    Private sessions are quite expensive, but completely worth it. Most acting coaches offers a student discount.

    Of course, in an ideal world, I would be working in a repertory theatre, where I go into the studio every morning and warm up my voice, body, and gab with fellow actors about the going-ons about town. We'd have workshops everyday, developing our creativity and pushing our limits as actors. In the early afternoon to evening we'd probably rehearse a four or five hours for a new play, and in the evening we'd get ready for our performance that night. That's the dream life.

    After leaving college or grad school, one loses that creative and supportive community. One makes promises to oneself: I will keep up my Alexander everyday (actually that's the easiest, because it's simply a thought that you switch on); I will warm up my body and voice for at least 15 minutes before diving into my work; I will practise my monologue today; I will read new plays--all these standards go out the window one by one. Okay, not for everyone, I concede, but for me at least. When you are no longer accountable to an acting teacher or your scene partner or a director, and you no longer have access to a reheasrsal space, and just your apartment whom you share with other people hence you constantly fear that you're too loud, and even if you have sound-proof walls, you are still just talking to the walls. And then, so much is focused on getting the next role, or simply "getting by" in life.

    Well. These are all valid, but excuses, I know.

    I wish there was a collaborative (hint hint) theater community/space out there, FUBU, and free!

  3. And I realize I haven't answered your question, Kenny. So, my answer is: Meisner, Viewpoints, Suzuki, Mask (Jacques LeCoq)--these are the things I've never done before! The whole thing that they do at Yale Drama is fantastic. One of my acting teachers was a graduate there and he keeps on asking us the five questions (that's another post)...and some of the answers I don't realize until years later.

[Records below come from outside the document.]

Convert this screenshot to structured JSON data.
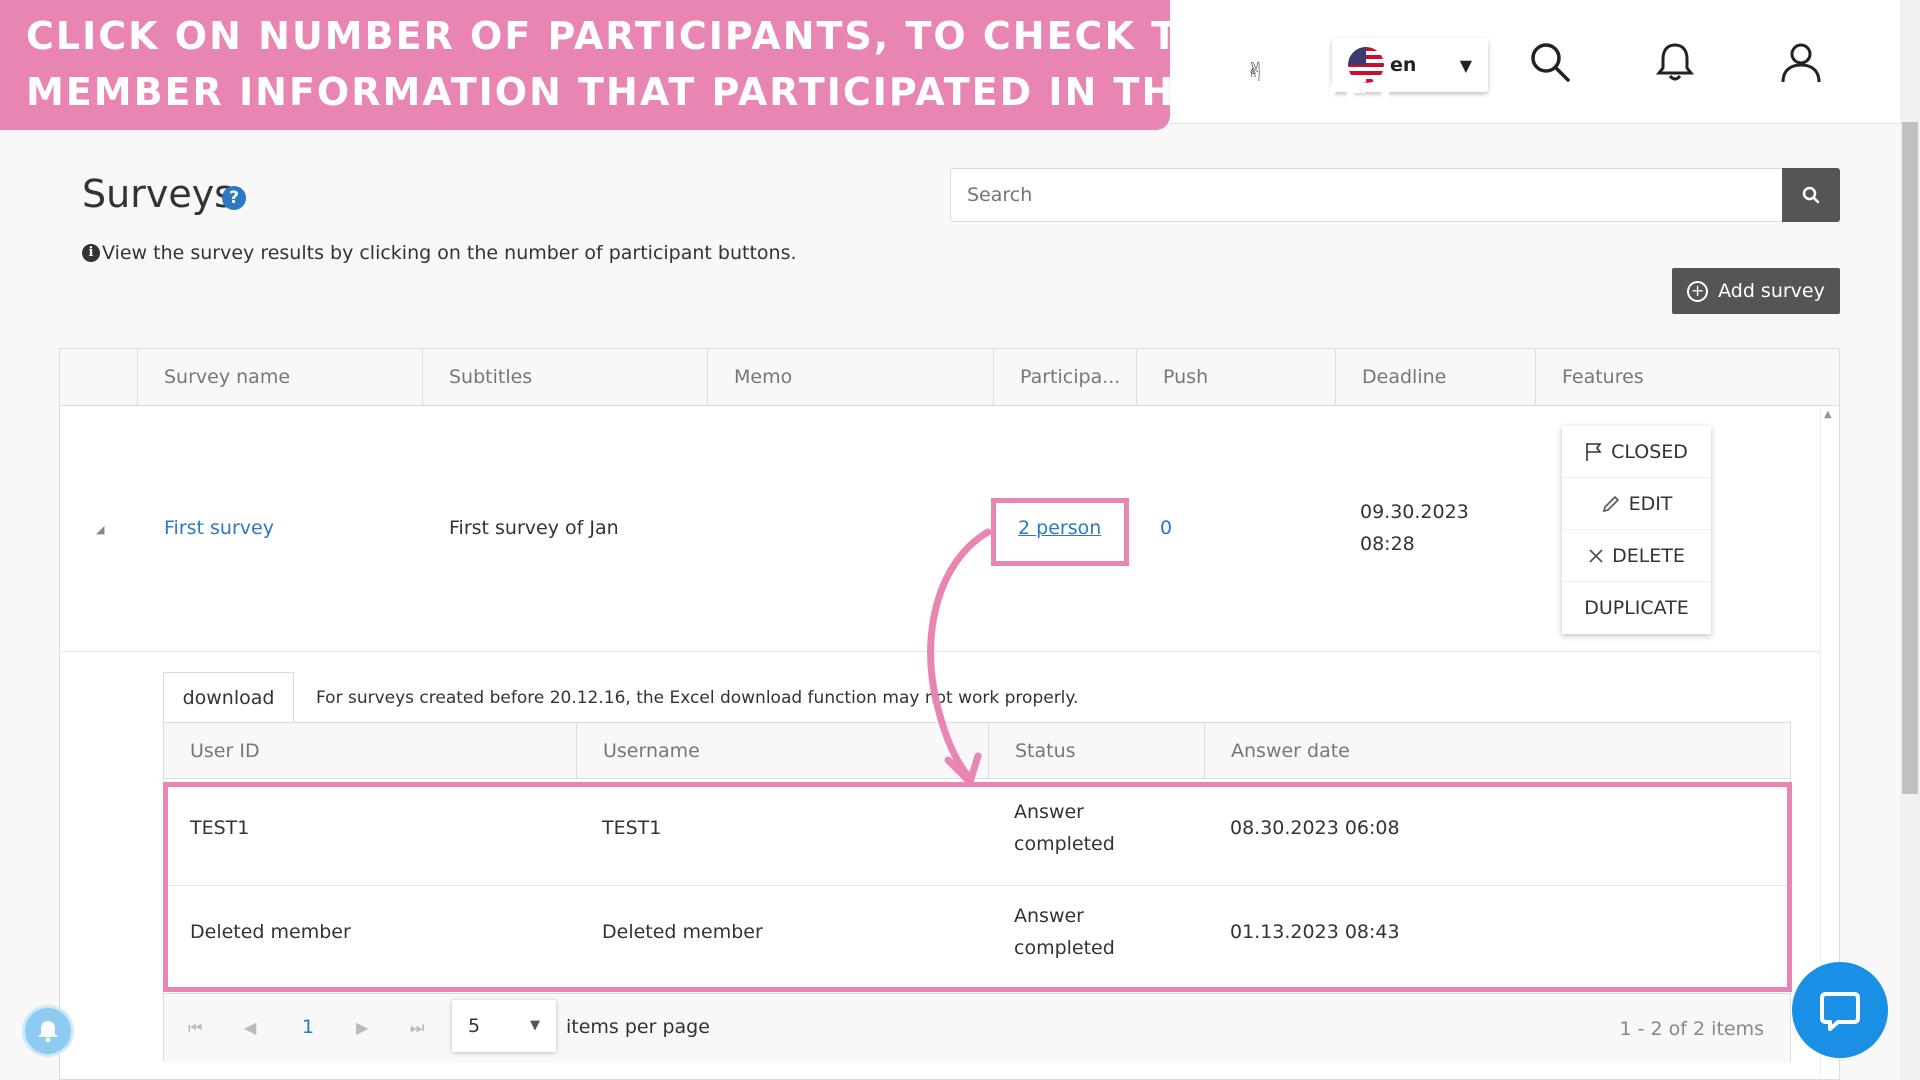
{
  "banner": {
    "line1": "CLICK ON NUMBER OF PARTICIPANTS, TO CHECK THE",
    "line2": "MEMBER INFORMATION THAT PARTICIPATED IN THE SURVEY"
  },
  "topbar": {
    "language": "en",
    "icons": [
      "hand-icon",
      "search-icon",
      "bell-icon",
      "user-icon"
    ]
  },
  "page": {
    "title": "Surveys",
    "help_glyph": "?",
    "info_glyph": "i",
    "info_text": "View the survey results by clicking on the number of participant buttons.",
    "search_placeholder": "Search",
    "add_button": "Add survey"
  },
  "table": {
    "columns": [
      "Survey name",
      "Subtitles",
      "Memo",
      "Participa...",
      "Push",
      "Deadline",
      "Features"
    ],
    "row": {
      "survey_name": "First survey",
      "subtitle": "First survey of Jan",
      "memo": "",
      "participants": "2 person",
      "push": "0",
      "deadline_date": "09.30.2023",
      "deadline_time": "08:28"
    },
    "features": {
      "closed": "CLOSED",
      "edit": "EDIT",
      "delete": "DELETE",
      "duplicate": "DUPLICATE"
    }
  },
  "detail": {
    "download_tab": "download",
    "note": "For surveys created before 20.12.16, the Excel download function may not work properly.",
    "columns": [
      "User ID",
      "Username",
      "Status",
      "Answer date"
    ],
    "rows": [
      {
        "user_id": "TEST1",
        "username": "TEST1",
        "status_line1": "Answer",
        "status_line2": "completed",
        "answer_date": "08.30.2023 06:08"
      },
      {
        "user_id": "Deleted member",
        "username": "Deleted member",
        "status_line1": "Answer",
        "status_line2": "completed",
        "answer_date": "01.13.2023 08:43"
      }
    ],
    "pager": {
      "current_page": "1",
      "per_page": "5",
      "items_per_page_label": "items per page",
      "info": "1 - 2 of 2 items"
    }
  },
  "colors": {
    "highlight": "#e885b3",
    "link": "#2c78c4",
    "dark_button": "#555555",
    "chat": "#1a8fe6"
  }
}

    I love movement classes in general. I also love the Linklater voice method--the image of a pool of sound at your bottom of your belly! Yes, it's all about the images, Kenny!

  4. I don't think I know what the five questions are. What's that?